*** Block opens ***

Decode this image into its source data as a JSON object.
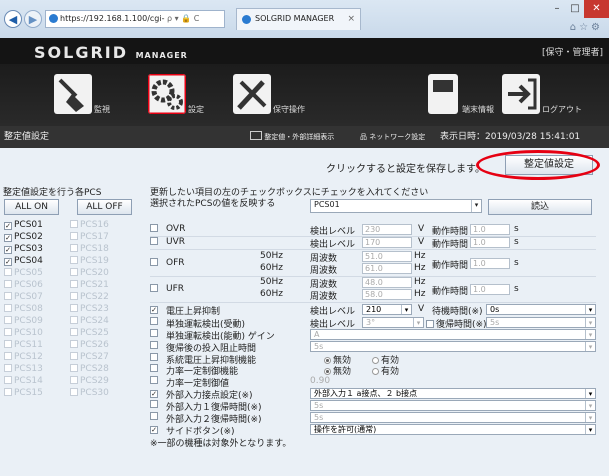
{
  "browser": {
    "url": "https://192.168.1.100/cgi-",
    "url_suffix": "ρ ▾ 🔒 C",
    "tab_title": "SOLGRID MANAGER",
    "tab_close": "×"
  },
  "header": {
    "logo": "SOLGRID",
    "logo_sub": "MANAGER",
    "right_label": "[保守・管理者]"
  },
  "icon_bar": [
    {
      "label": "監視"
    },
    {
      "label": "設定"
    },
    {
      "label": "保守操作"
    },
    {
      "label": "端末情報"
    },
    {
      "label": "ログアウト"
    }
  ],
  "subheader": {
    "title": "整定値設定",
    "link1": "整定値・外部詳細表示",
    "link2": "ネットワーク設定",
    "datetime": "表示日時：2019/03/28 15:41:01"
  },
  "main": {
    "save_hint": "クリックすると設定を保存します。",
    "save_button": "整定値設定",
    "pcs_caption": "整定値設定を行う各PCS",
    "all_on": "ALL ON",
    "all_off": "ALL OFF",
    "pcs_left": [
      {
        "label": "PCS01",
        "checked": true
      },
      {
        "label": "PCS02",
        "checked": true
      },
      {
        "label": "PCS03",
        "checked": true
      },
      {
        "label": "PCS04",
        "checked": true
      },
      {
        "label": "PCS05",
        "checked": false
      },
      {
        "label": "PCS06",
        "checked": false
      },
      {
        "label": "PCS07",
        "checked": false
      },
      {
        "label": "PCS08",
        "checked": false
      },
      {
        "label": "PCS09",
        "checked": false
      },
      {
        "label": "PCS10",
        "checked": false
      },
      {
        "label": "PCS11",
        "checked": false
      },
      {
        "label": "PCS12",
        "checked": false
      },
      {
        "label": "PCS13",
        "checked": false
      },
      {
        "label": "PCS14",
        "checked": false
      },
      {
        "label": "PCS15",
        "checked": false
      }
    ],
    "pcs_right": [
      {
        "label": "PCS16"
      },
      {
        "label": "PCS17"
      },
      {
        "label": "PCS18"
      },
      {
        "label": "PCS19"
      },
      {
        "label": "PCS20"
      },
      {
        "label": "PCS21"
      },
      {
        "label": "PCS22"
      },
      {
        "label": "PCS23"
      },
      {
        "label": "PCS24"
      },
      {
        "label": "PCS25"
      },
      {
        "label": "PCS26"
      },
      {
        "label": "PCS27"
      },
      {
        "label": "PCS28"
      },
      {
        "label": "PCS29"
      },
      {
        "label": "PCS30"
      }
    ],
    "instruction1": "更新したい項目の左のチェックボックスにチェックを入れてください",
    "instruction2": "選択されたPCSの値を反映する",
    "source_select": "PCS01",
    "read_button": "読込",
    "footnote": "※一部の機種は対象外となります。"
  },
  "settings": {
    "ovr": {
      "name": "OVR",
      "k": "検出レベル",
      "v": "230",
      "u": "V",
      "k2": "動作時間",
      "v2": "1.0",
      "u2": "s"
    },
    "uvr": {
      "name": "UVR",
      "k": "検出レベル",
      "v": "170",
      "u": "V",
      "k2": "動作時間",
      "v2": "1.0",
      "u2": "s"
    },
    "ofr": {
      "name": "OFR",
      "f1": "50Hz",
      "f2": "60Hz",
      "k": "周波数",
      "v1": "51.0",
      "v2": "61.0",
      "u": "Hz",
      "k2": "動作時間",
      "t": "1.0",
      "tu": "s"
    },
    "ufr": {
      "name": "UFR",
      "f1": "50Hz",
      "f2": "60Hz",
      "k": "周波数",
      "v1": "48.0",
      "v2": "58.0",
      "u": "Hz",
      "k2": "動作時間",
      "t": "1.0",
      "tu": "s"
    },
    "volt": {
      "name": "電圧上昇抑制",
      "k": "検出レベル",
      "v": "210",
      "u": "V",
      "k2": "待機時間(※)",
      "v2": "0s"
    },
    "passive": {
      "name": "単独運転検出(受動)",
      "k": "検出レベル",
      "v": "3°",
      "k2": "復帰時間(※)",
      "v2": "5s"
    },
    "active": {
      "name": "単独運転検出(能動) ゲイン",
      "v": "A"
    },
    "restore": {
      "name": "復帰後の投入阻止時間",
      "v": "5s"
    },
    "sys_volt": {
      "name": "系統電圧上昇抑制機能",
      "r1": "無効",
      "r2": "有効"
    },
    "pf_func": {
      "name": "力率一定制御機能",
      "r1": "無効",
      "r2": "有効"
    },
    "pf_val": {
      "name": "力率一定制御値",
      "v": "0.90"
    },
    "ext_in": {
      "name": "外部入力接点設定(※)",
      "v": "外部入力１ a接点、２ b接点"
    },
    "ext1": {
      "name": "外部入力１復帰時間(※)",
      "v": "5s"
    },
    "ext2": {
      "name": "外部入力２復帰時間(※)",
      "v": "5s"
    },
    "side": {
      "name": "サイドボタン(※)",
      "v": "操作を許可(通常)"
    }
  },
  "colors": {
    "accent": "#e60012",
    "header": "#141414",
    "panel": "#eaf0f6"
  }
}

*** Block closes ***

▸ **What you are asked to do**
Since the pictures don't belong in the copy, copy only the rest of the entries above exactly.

▸ **Solved problem**
Decode this image into its source data as a JSON object.
{
  "browser": {
    "url": "https://192.168.1.100/cgi-",
    "url_suffix": "ρ ▾ 🔒 C",
    "tab_title": "SOLGRID MANAGER",
    "tab_close": "×"
  },
  "header": {
    "logo": "SOLGRID",
    "logo_sub": "MANAGER",
    "right_label": "[保守・管理者]"
  },
  "icon_bar": [
    {
      "label": "監視"
    },
    {
      "label": "設定"
    },
    {
      "label": "保守操作"
    },
    {
      "label": "端末情報"
    },
    {
      "label": "ログアウト"
    }
  ],
  "subheader": {
    "title": "整定値設定",
    "link1": "整定値・外部詳細表示",
    "link2": "ネットワーク設定",
    "datetime": "表示日時：2019/03/28 15:41:01"
  },
  "main": {
    "save_hint": "クリックすると設定を保存します。",
    "save_button": "整定値設定",
    "pcs_caption": "整定値設定を行う各PCS",
    "all_on": "ALL ON",
    "all_off": "ALL OFF",
    "pcs_left": [
      {
        "label": "PCS01",
        "checked": true
      },
      {
        "label": "PCS02",
        "checked": true
      },
      {
        "label": "PCS03",
        "checked": true
      },
      {
        "label": "PCS04",
        "checked": true
      },
      {
        "label": "PCS05",
        "checked": false
      },
      {
        "label": "PCS06",
        "checked": false
      },
      {
        "label": "PCS07",
        "checked": false
      },
      {
        "label": "PCS08",
        "checked": false
      },
      {
        "label": "PCS09",
        "checked": false
      },
      {
        "label": "PCS10",
        "checked": false
      },
      {
        "label": "PCS11",
        "checked": false
      },
      {
        "label": "PCS12",
        "checked": false
      },
      {
        "label": "PCS13",
        "checked": false
      },
      {
        "label": "PCS14",
        "checked": false
      },
      {
        "label": "PCS15",
        "checked": false
      }
    ],
    "pcs_right": [
      {
        "label": "PCS16"
      },
      {
        "label": "PCS17"
      },
      {
        "label": "PCS18"
      },
      {
        "label": "PCS19"
      },
      {
        "label": "PCS20"
      },
      {
        "label": "PCS21"
      },
      {
        "label": "PCS22"
      },
      {
        "label": "PCS23"
      },
      {
        "label": "PCS24"
      },
      {
        "label": "PCS25"
      },
      {
        "label": "PCS26"
      },
      {
        "label": "PCS27"
      },
      {
        "label": "PCS28"
      },
      {
        "label": "PCS29"
      },
      {
        "label": "PCS30"
      }
    ],
    "instruction1": "更新したい項目の左のチェックボックスにチェックを入れてください",
    "instruction2": "選択されたPCSの値を反映する",
    "source_select": "PCS01",
    "read_button": "読込",
    "footnote": "※一部の機種は対象外となります。"
  },
  "settings": {
    "ovr": {
      "name": "OVR",
      "k": "検出レベル",
      "v": "230",
      "u": "V",
      "k2": "動作時間",
      "v2": "1.0",
      "u2": "s"
    },
    "uvr": {
      "name": "UVR",
      "k": "検出レベル",
      "v": "170",
      "u": "V",
      "k2": "動作時間",
      "v2": "1.0",
      "u2": "s"
    },
    "ofr": {
      "name": "OFR",
      "f1": "50Hz",
      "f2": "60Hz",
      "k": "周波数",
      "v1": "51.0",
      "v2": "61.0",
      "u": "Hz",
      "k2": "動作時間",
      "t": "1.0",
      "tu": "s"
    },
    "ufr": {
      "name": "UFR",
      "f1": "50Hz",
      "f2": "60Hz",
      "k": "周波数",
      "v1": "48.0",
      "v2": "58.0",
      "u": "Hz",
      "k2": "動作時間",
      "t": "1.0",
      "tu": "s"
    },
    "volt": {
      "name": "電圧上昇抑制",
      "k": "検出レベル",
      "v": "210",
      "u": "V",
      "k2": "待機時間(※)",
      "v2": "0s"
    },
    "passive": {
      "name": "単独運転検出(受動)",
      "k": "検出レベル",
      "v": "3°",
      "k2": "復帰時間(※)",
      "v2": "5s"
    },
    "active": {
      "name": "単独運転検出(能動) ゲイン",
      "v": "A"
    },
    "restore": {
      "name": "復帰後の投入阻止時間",
      "v": "5s"
    },
    "sys_volt": {
      "name": "系統電圧上昇抑制機能",
      "r1": "無効",
      "r2": "有効"
    },
    "pf_func": {
      "name": "力率一定制御機能",
      "r1": "無効",
      "r2": "有効"
    },
    "pf_val": {
      "name": "力率一定制御値",
      "v": "0.90"
    },
    "ext_in": {
      "name": "外部入力接点設定(※)",
      "v": "外部入力１ a接点、２ b接点"
    },
    "ext1": {
      "name": "外部入力１復帰時間(※)",
      "v": "5s"
    },
    "ext2": {
      "name": "外部入力２復帰時間(※)",
      "v": "5s"
    },
    "side": {
      "name": "サイドボタン(※)",
      "v": "操作を許可(通常)"
    }
  },
  "colors": {
    "accent": "#e60012",
    "header": "#141414",
    "panel": "#eaf0f6"
  }
}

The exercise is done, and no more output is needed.